"Poor'' Kiwi soldiers in Afghanistan used discarded United States gear to upgrade their kit, and could have taken a surplus helicopter from the American base if they wanted to, a court martial heard today.
An Army storeman was giving evidence at a court martial of an SAS soldier accused of stealing New Zealand Defence Force property and offering it for sale at a gun shop.
The soldier has defended the charges, saying he honestly believed the items were his own - bought online while on deployment in Afghanistan, acquired from the US disposal bin, or from a New Zealand Army disposal crate.
The storeman, who worked with the soldier's squadron in Afghanistan, confirmed New Zealanders would help themselves to discarded equipment at the US Air Force base.
"If it was missing a screw or something they [US military] usually just biffed it away,'' he said.
"Us Kiwis being kind of poor we used to go there and sign for stuff.
"There was a helicopter there at one stage that I saw that if you could fly it out and sign for it, it was yours. You could get anything you wanted there.''
The sergeant said one of his jobs in Afghanistan was to pick up items soldiers had ordered from websites, and many bought their own gear to upgrade or supplement their kit.
The defence witness also confirmed all the accused soldier's army issued kit had been accounted for when he returned and none was missing.
A senior SAS officer also gave evidence that it was common for members to buy extra gear to upgrade army issue equipment.
He was among three military staff to give evidence in support of the accused's character.
``I believe him to be a very good soldier. Over these four years he's really given me no reason to doubt his integrity.''
The accused soldier had earlier given evidence about spending US$15,000 on his own kit while serving in Afghanistan, including body armour and charging handles for his rifles.
The Army issue handle was dangerous for ambidextrous shooters to use, he said.
"Being a young up-and-coming soldier and mad keen on gear and getting amongst it, I was on the internet daily buying stuff,'' he said.
"For myself and for my guys, it makes me safer in the combat environment.''
The soldier faces charges of stealing Defence Force property in relation to two gun sights, a charging handle for a military rifle and a pistol holster, which he offered for sale at Serious Shooters gun shop in Penrose.
He is also charged with unlawfully possessing Army property in relation to a block of plastic explosive, thunder flashes and ammunition found in his garage.
He said he didn't know how the items came to be in the garage, but it was used by other Army personnel and was not locked.
He has admitted failing to follow written orders by storing a privately-owned gun in his barracks room.
The defence closed its case this afternoon.
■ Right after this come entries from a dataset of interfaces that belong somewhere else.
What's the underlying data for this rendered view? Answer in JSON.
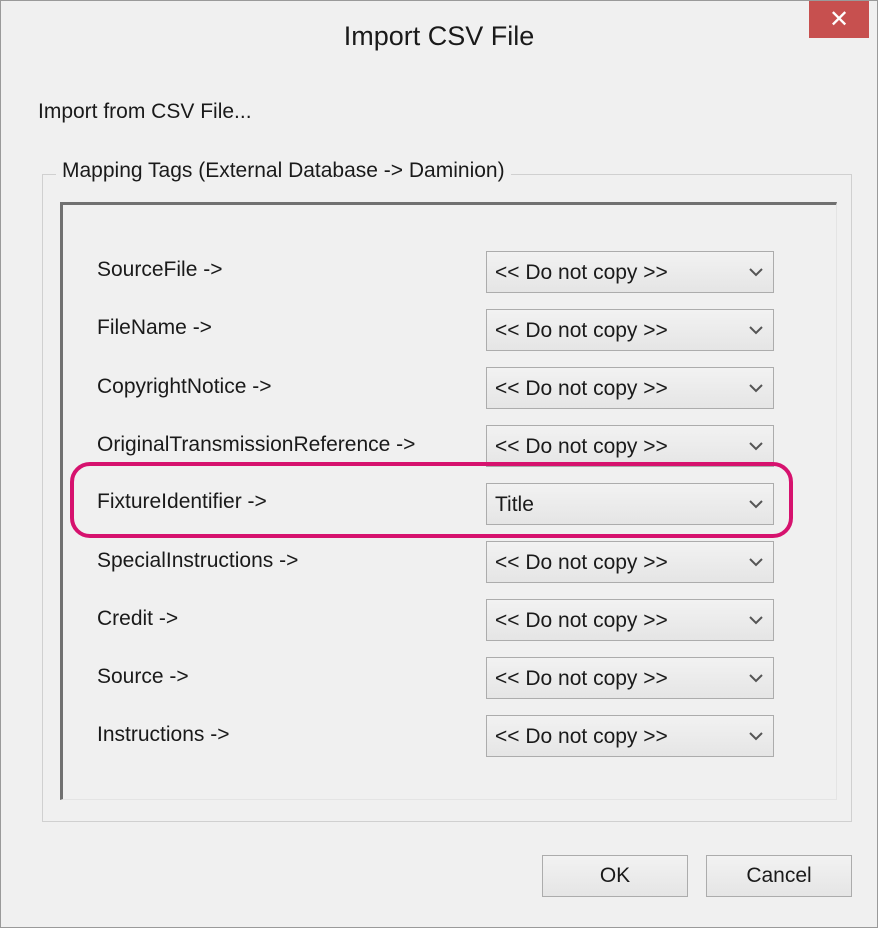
{
  "window": {
    "title": "Import CSV File",
    "close_glyph": "✕"
  },
  "import_label": "Import from CSV File...",
  "group": {
    "caption": "Mapping Tags (External Database -> Daminion)"
  },
  "mappings": [
    {
      "label": "SourceFile ->",
      "value": "<< Do not copy >>"
    },
    {
      "label": "FileName ->",
      "value": "<< Do not copy >>"
    },
    {
      "label": "CopyrightNotice ->",
      "value": "<< Do not copy >>"
    },
    {
      "label": "OriginalTransmissionReference ->",
      "value": "<< Do not copy >>"
    },
    {
      "label": "FixtureIdentifier ->",
      "value": "Title"
    },
    {
      "label": "SpecialInstructions ->",
      "value": "<< Do not copy >>"
    },
    {
      "label": "Credit ->",
      "value": "<< Do not copy >>"
    },
    {
      "label": "Source ->",
      "value": "<< Do not copy >>"
    },
    {
      "label": "Instructions ->",
      "value": "<< Do not copy >>"
    }
  ],
  "buttons": {
    "ok": "OK",
    "cancel": "Cancel"
  },
  "colors": {
    "close_button": "#c7504f",
    "highlight": "#d6126e"
  },
  "icons": {
    "close": "close-icon",
    "dropdown": "chevron-down-icon"
  }
}
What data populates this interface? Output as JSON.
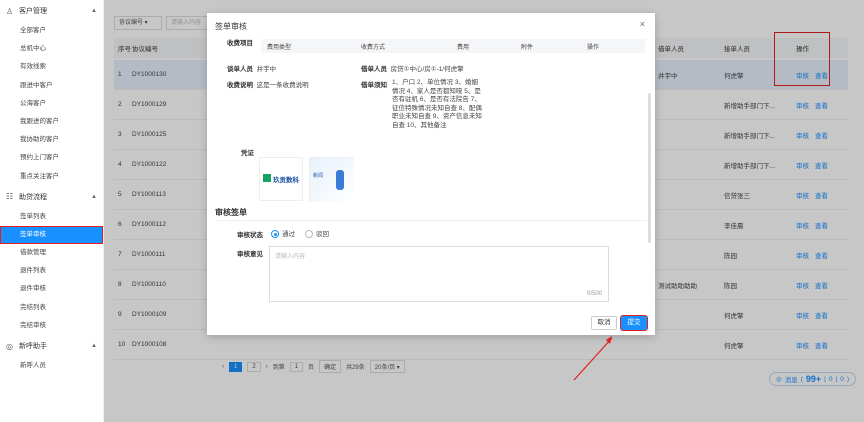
{
  "sidebar": {
    "groups": [
      {
        "icon": "users-icon",
        "label": "客户管理",
        "items": [
          "全部客户",
          "总机中心",
          "有效线索",
          "跟进中客户",
          "公海客户",
          "我跟进的客户",
          "我协助的客户",
          "预约上门客户",
          "重点关注客户"
        ]
      },
      {
        "icon": "flow-icon",
        "label": "助贷流程",
        "items": [
          "签单列表",
          "签单审核",
          "借款管理",
          "退件列表",
          "退件审核",
          "完结列表",
          "完结审核"
        ]
      },
      {
        "icon": "target-icon",
        "label": "新呼助手",
        "items": [
          "新呼人员"
        ]
      }
    ],
    "active_item": "签单审核"
  },
  "filter": {
    "field": "协议编号",
    "placeholder": "请输入内容"
  },
  "table": {
    "headers": {
      "no": "序号",
      "id": "协议编号",
      "p1": "借单人员",
      "p2": "接单人员",
      "op": "操作"
    },
    "rows": [
      {
        "no": "1",
        "id": "DY1000130",
        "p1": "井宇中",
        "p2": "何虎擎"
      },
      {
        "no": "2",
        "id": "DY1000129",
        "p1": "",
        "p2": "新增助手部门下..."
      },
      {
        "no": "3",
        "id": "DY1000125",
        "p1": "",
        "p2": "新增助手部门下..."
      },
      {
        "no": "4",
        "id": "DY1000122",
        "p1": "",
        "p2": "新增助手部门下..."
      },
      {
        "no": "5",
        "id": "DY1000113",
        "p1": "",
        "p2": "信贷张三"
      },
      {
        "no": "6",
        "id": "DY1000112",
        "p1": "",
        "p2": "李佳晨"
      },
      {
        "no": "7",
        "id": "DY1000111",
        "p1": "",
        "p2": "陈园"
      },
      {
        "no": "8",
        "id": "DY1000110",
        "p1": "测试助助助助",
        "p2": "陈园"
      },
      {
        "no": "9",
        "id": "DY1000109",
        "p1": "",
        "p2": "何虎擎"
      },
      {
        "no": "10",
        "id": "DY1000108",
        "p1": "",
        "p2": "何虎擎"
      }
    ],
    "op_review": "审核",
    "op_view": "查看"
  },
  "pager": {
    "pages": [
      "1",
      "2"
    ],
    "goto": "到第",
    "page_input": "1",
    "page_unit": "页",
    "confirm": "确定",
    "total": "共29条",
    "per_page": "20条/页"
  },
  "status_pill": {
    "label": "消息",
    "count": "99+",
    "a": "0",
    "b": "0"
  },
  "modal": {
    "title": "签单审核",
    "charge_label": "收费项目",
    "sub_headers": [
      "费用类型",
      "收费方式",
      "费用",
      "附件",
      "操作"
    ],
    "signer_label": "谈单人员",
    "signer_value": "井宇中",
    "borrower_label": "借单人员",
    "borrower_value": "房贷①中心/房①-1/何虎擎",
    "desc_label": "收费说明",
    "desc_value": "这是一条收费说明",
    "notice_label": "借单须知",
    "notice_value": "1、户口 2、单位情况 3、婚姻情况 4、家人是否都知晓 5、是否有驻机 6、是否有法院告 7、征信特殊情况未知自查 8、配偶职业未知自查 9、资产信息未知自查 10、其他备注",
    "voucher_label": "凭证",
    "attach1_text": "玖贡数科",
    "attach2_text": "新闻",
    "section": "审核签单",
    "status_label": "审核状态",
    "opt_pass": "通过",
    "opt_reject": "驳回",
    "opinion_label": "审核意见",
    "opinion_placeholder": "请输入内容",
    "counter": "0/500",
    "cancel": "取消",
    "submit": "提交"
  },
  "colors": {
    "primary": "#1890ff",
    "highlight": "#e02020"
  }
}
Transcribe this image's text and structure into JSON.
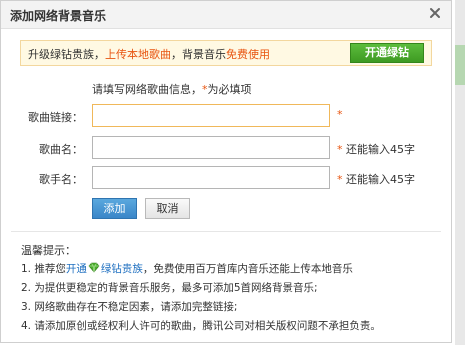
{
  "dialog": {
    "title": "添加网络背景音乐"
  },
  "promo": {
    "prefix": "升级绿钻贵族，",
    "upload_link": "上传本地歌曲",
    "middle": "，背景音乐",
    "free_use": "免费使用",
    "button_label": "开通绿钻"
  },
  "form": {
    "hint_text": "请填写网络歌曲信息，",
    "hint_star": "*",
    "hint_required": "为必填项",
    "fields": [
      {
        "label": "歌曲链接：",
        "value": "",
        "star": "*",
        "note": ""
      },
      {
        "label": "歌曲名：",
        "value": "",
        "star": "*",
        "note": "还能输入45字"
      },
      {
        "label": "歌手名：",
        "value": "",
        "star": "*",
        "note": "还能输入45字"
      }
    ],
    "add_label": "添加",
    "cancel_label": "取消"
  },
  "tips": {
    "title": "温馨提示：",
    "items": [
      {
        "prefix": "1. 推荐您",
        "link1": "开通",
        "link2": "绿钻贵族",
        "suffix": "，免费使用百万首库内音乐还能上传本地音乐"
      },
      {
        "text": "2. 为提供更稳定的背景音乐服务，最多可添加5首网络背景音乐;"
      },
      {
        "text": "3. 网络歌曲存在不稳定因素，请添加完整链接;"
      },
      {
        "text": "4. 请添加原创或经权利人许可的歌曲，腾讯公司对相关版权问题不承担负责。"
      }
    ]
  },
  "colors": {
    "accent_orange": "#e8540f",
    "link_blue": "#1e6fc0",
    "green": "#4aad2c",
    "button_blue": "#3a86c8"
  },
  "icons": {
    "close": "close-icon",
    "diamond": "green-diamond-icon"
  }
}
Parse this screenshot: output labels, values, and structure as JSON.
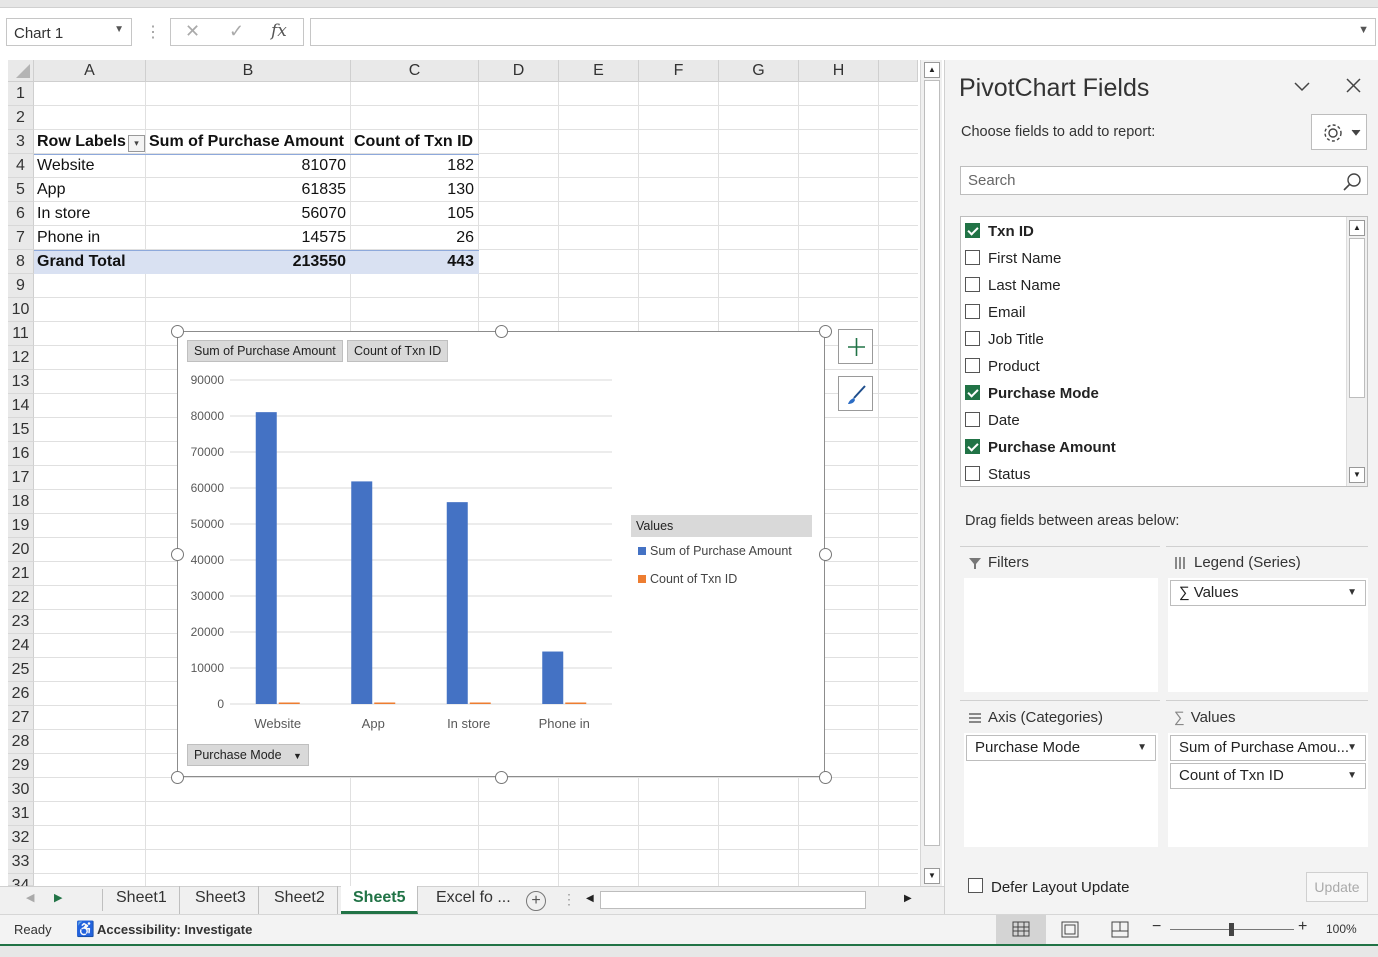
{
  "formula_bar": {
    "name_box": "Chart 1",
    "cancel_glyph": "✕",
    "enter_glyph": "✓",
    "fx_label": "fx",
    "formula": ""
  },
  "grid": {
    "columns": [
      "A",
      "B",
      "C",
      "D",
      "E",
      "F",
      "G",
      "H"
    ],
    "rows": [
      "1",
      "2",
      "3",
      "4",
      "5",
      "6",
      "7",
      "8",
      "9",
      "10",
      "11",
      "12",
      "13",
      "14",
      "15",
      "16",
      "17",
      "18",
      "19",
      "20",
      "21",
      "22",
      "23",
      "24",
      "25",
      "26",
      "27",
      "28",
      "29",
      "30",
      "31",
      "32",
      "33",
      "34"
    ]
  },
  "pivot_table": {
    "headers": [
      "Row Labels",
      "Sum of Purchase Amount",
      "Count of Txn ID"
    ],
    "rows": [
      {
        "label": "Website",
        "sum": "81070",
        "count": "182"
      },
      {
        "label": "App",
        "sum": "61835",
        "count": "130"
      },
      {
        "label": "In store",
        "sum": "56070",
        "count": "105"
      },
      {
        "label": "Phone in",
        "sum": "14575",
        "count": "26"
      }
    ],
    "total": {
      "label": "Grand Total",
      "sum": "213550",
      "count": "443"
    }
  },
  "chart_data": {
    "type": "bar",
    "title": "",
    "field_buttons": {
      "value1": "Sum of Purchase Amount",
      "value2": "Count of Txn ID",
      "axis": "Purchase Mode"
    },
    "categories": [
      "Website",
      "App",
      "In store",
      "Phone in"
    ],
    "series": [
      {
        "name": "Sum of Purchase Amount",
        "values": [
          81070,
          61835,
          56070,
          14575
        ],
        "color": "#4472c4"
      },
      {
        "name": "Count of Txn ID",
        "values": [
          182,
          130,
          105,
          26
        ],
        "color": "#ed7d31"
      }
    ],
    "y_ticks": [
      "90000",
      "80000",
      "70000",
      "60000",
      "50000",
      "40000",
      "30000",
      "20000",
      "10000",
      "0"
    ],
    "ylim": [
      0,
      90000
    ],
    "legend_title": "Values",
    "legend_position": "right",
    "grid": true
  },
  "sheet_tabs": [
    "Sheet1",
    "Sheet3",
    "Sheet2",
    "Sheet5",
    "Excel fo ..."
  ],
  "active_tab": "Sheet5",
  "status": {
    "ready": "Ready",
    "accessibility": "Accessibility: Investigate",
    "zoom": "100%"
  },
  "pane": {
    "title": "PivotChart Fields",
    "choose_label": "Choose fields to add to report:",
    "search_placeholder": "Search",
    "fields": [
      {
        "name": "Txn ID",
        "checked": true
      },
      {
        "name": "First Name",
        "checked": false
      },
      {
        "name": "Last Name",
        "checked": false
      },
      {
        "name": "Email",
        "checked": false
      },
      {
        "name": "Job Title",
        "checked": false
      },
      {
        "name": "Product",
        "checked": false
      },
      {
        "name": "Purchase Mode",
        "checked": true
      },
      {
        "name": "Date",
        "checked": false
      },
      {
        "name": "Purchase Amount",
        "checked": true
      },
      {
        "name": "Status",
        "checked": false
      }
    ],
    "drag_label": "Drag fields between areas below:",
    "areas": {
      "filters": "Filters",
      "legend": "Legend (Series)",
      "legend_items": [
        "Values"
      ],
      "axis": "Axis (Categories)",
      "axis_items": [
        "Purchase Mode"
      ],
      "values": "Values",
      "values_items": [
        "Sum of Purchase Amou...",
        "Count of Txn ID"
      ]
    },
    "defer_label": "Defer Layout Update",
    "update_label": "Update"
  }
}
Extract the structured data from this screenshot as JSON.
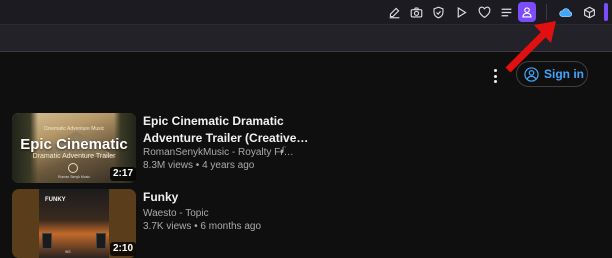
{
  "toolbar": {
    "icons": [
      "edit-icon",
      "camera-icon",
      "shield-icon",
      "play-icon",
      "heart-icon",
      "menu-icon",
      "profile-icon",
      "cloud-icon",
      "cube-icon"
    ],
    "accent_color": "#7b4dff"
  },
  "header": {
    "signin_label": "Sign in",
    "signin_color": "#3ea6ff"
  },
  "videos": [
    {
      "title_line1": "Epic Cinematic Dramatic",
      "title_line2": "Adventure Trailer (Creative…",
      "channel": "RomanSenykMusic - Royalty Fr…",
      "stats": "8.3M views  • 4 years ago",
      "duration": "2:17",
      "thumb_tiny": "Cinematic Adventure Music",
      "thumb_big": "Epic Cinematic",
      "thumb_sub": "Dramatic Adventure Trailer",
      "thumb_credit": "Roman Senyk Music"
    },
    {
      "title_line1": "Funky",
      "channel": "Waesto - Topic",
      "stats": "3.7K views  • 6 months ago",
      "duration": "2:10",
      "thumb_text": "FUNKY",
      "thumb_mark": "WS"
    }
  ],
  "annotation": {
    "arrow_color": "#e01010"
  }
}
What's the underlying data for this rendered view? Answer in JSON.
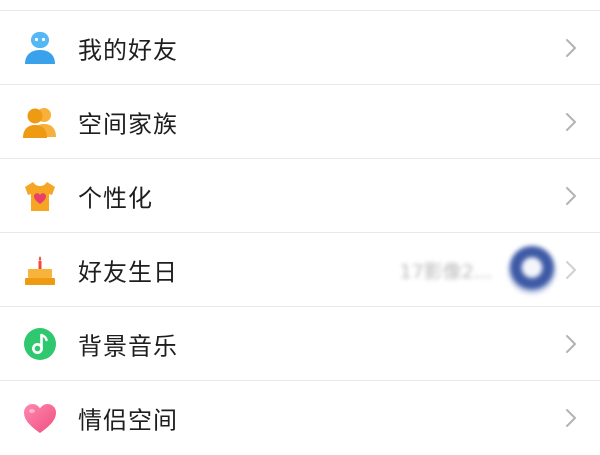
{
  "menu": {
    "items": [
      {
        "label": "我的好友",
        "icon": "friends-person-icon",
        "color": "#4fb3f2"
      },
      {
        "label": "空间家族",
        "icon": "family-group-icon",
        "color": "#f4a31d"
      },
      {
        "label": "个性化",
        "icon": "tshirt-heart-icon",
        "color": "#f5a623"
      },
      {
        "label": "好友生日",
        "icon": "birthday-cake-icon",
        "color": "#f29f1c",
        "extra_text": "17影像2..."
      },
      {
        "label": "背景音乐",
        "icon": "music-note-icon",
        "color": "#2fc86e"
      },
      {
        "label": "情侣空间",
        "icon": "heart-icon",
        "color": "#f25c91"
      }
    ]
  }
}
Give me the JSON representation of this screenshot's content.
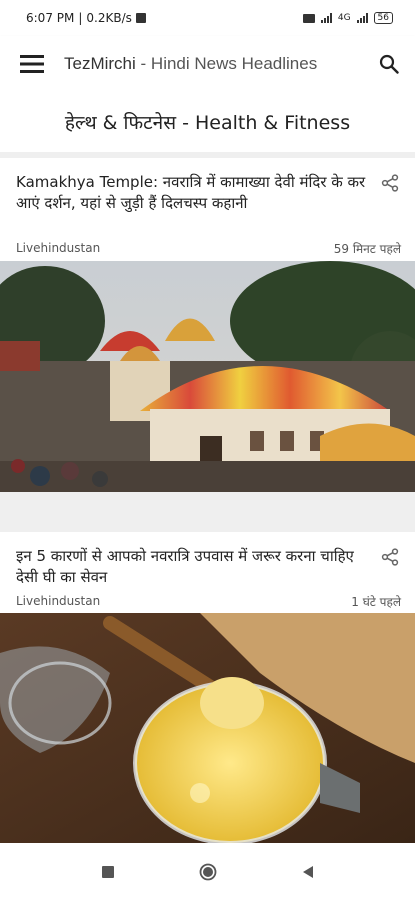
{
  "status_bar": {
    "time": "6:07 PM",
    "network_speed": "0.2KB/s",
    "battery_level": "56",
    "network_label": "4G"
  },
  "app_bar": {
    "title": "TezMirchi",
    "subtitle": "- Hindi News Headlines",
    "menu_icon": "hamburger-menu-icon",
    "search_icon": "search-icon"
  },
  "section": {
    "title": "हेल्थ & फिटनेस - Health & Fitness"
  },
  "articles": [
    {
      "title": "Kamakhya Temple: नवरात्रि में कामाख्या देवी मंदिर के कर आएं दर्शन, यहां से जुड़ी हैं दिलचस्प कहानी",
      "source": "Livehindustan",
      "time": "59 मिनट पहले",
      "share_icon": "share-icon",
      "image": "temple-photo"
    },
    {
      "title": "इन 5 कारणों से आपको नवरात्रि उपवास में जरूर करना चाहिए देसी घी का सेवन",
      "source": "Livehindustan",
      "time": "1 घंटे पहले",
      "share_icon": "share-icon",
      "image": "ghee-jar-photo"
    }
  ],
  "nav_bar": {
    "recents_icon": "square-recents-icon",
    "home_icon": "circle-home-icon",
    "back_icon": "triangle-back-icon"
  },
  "colors": {
    "background": "#efefef",
    "card": "#ffffff",
    "text": "#222222"
  }
}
Closing statements and the judge's summing up will be heard before the three military members deliberate.